What you should do.
Reproduce the full set of records verbatim.

········

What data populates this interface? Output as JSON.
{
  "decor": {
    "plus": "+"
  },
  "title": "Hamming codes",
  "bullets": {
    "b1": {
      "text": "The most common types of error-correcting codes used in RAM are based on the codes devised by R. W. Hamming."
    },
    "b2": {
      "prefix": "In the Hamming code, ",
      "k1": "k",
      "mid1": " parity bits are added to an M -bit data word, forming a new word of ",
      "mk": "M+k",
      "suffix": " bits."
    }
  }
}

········

Expected answer.
What data populates this interface? Output as JSON.
{
  "decor": {
    "plus": "+"
  },
  "title": "Hamming codes",
  "bullets": {
    "b1": {
      "text": "The most common types of error-correcting codes used in RAM are based on the codes devised by R. W. Hamming."
    },
    "b2": {
      "prefix": "In the Hamming code, ",
      "k1": "k",
      "mid1": " parity bits are added to an M -bit data word, forming a new word of ",
      "mk": "M+k",
      "suffix": " bits."
    }
  }
}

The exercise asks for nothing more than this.